Further, we must evaluate whether such a course is practical in terms of likely success. Is there a sufficiently strong system of discipline in place to which this person is accountable? Will you be able to give them enough hard evidence to act? (I pointed out in my last post how difficult it can be for an outsider to cut through all the diversions and lies to determine who is at fault, and who is telling the truth.) Is there any possibility of bringing in experts to help diagnose the problem or mediate the dispute?
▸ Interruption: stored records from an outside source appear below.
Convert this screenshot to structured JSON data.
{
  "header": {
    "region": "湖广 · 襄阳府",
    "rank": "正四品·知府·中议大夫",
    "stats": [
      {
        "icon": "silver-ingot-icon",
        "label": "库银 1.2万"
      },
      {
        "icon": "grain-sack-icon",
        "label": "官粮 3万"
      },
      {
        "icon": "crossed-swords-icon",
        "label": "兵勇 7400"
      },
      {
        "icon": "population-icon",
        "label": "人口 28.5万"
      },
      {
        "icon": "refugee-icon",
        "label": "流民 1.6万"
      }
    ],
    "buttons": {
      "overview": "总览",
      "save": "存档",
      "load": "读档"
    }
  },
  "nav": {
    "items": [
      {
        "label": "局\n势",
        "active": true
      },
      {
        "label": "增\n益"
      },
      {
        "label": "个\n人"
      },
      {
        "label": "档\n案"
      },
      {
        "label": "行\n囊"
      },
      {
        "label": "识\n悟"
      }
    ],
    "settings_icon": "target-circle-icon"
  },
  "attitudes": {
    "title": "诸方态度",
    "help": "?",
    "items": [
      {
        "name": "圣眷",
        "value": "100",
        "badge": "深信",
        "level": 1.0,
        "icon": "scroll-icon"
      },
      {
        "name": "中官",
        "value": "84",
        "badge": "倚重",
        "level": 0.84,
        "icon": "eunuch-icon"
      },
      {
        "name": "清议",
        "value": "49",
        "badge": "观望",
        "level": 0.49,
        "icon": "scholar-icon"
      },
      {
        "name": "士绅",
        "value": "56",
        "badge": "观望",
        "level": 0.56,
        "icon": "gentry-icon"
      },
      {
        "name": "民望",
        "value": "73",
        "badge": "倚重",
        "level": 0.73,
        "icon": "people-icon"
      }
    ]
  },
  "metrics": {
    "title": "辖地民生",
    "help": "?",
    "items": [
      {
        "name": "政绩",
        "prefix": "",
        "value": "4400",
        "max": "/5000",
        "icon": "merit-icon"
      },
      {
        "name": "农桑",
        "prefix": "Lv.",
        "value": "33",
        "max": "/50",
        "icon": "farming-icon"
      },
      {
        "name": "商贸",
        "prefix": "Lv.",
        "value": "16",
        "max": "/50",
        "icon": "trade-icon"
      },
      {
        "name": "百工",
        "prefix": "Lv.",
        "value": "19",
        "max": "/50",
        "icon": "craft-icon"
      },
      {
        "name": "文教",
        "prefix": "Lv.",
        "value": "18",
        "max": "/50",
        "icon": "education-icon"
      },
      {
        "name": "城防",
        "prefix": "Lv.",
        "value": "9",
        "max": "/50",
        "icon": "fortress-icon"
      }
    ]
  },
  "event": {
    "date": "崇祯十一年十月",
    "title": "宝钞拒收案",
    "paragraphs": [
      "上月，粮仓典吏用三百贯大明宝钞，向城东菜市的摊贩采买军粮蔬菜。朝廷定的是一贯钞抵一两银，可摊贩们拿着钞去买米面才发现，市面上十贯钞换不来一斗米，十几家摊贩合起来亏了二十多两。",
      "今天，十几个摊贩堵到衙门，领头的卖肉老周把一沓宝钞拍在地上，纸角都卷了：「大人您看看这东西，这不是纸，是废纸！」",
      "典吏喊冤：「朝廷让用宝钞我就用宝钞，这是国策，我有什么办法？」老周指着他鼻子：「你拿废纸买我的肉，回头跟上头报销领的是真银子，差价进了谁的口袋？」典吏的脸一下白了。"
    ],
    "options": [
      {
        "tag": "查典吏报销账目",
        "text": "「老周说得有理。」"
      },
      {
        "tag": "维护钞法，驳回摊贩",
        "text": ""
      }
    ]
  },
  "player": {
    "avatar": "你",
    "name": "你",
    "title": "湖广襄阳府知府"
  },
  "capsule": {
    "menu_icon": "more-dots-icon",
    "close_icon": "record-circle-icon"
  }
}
Participating in a process that could potentially remove an abusive pastor or elder from a position from which he could harm others is keeping your vow to work for the purity of your church. If you are, yourself, an officer in the church, your obligation is probably much higher to attempt to do so if that sad duty falls to you. However, before doing so, you should count the cost and plan how to protect yourself and your family from the certain retaliation and counter-attack such a move will provoke.
Help for the Abuser and the Abused
We also need to face the sad truth that we will not be able to change or reform the truly disordered personality. Mental health professionals and professional counselors hold out little hope for correcting this problem that developed in early childhood. Some modification of behavior is sometimes possible after years of therapy, however the lack of early personality development is not thought to be correctable. As most people suffering from this problem refuse therapy or counseling unless they are coerced by the civil courts or an employer, it is difficult to achieve even behavior modification. Therefore, refusing to break away from an abusive relationship because we hold out hope of changing the abuser is foolish. We do better to remove ourselves from his sphere of influence and pray that God might bring about healing.
This brings us to the sad truth that abusive relationships can be strangely addicting for the abused person, and breaking away is often difficult or even traumatic. There is a mutual dependency that can develop, especially with those who work closely with the abuser and find themselves in a supporting role in a manipulative system. Also, victims of this kind of spiritual manipulation often need help sorting out the bad theology they have learned, especially as regards legalism, feelings of unworthiness, and a distorted view of the gospel. However, the prognosis for counseling for the abused person is quite good. If you find yourself struggling with breaking away or recovering from an abusive church situation, seek out a Christian counselor or pastor with experience dealing with spiritual abuse situations.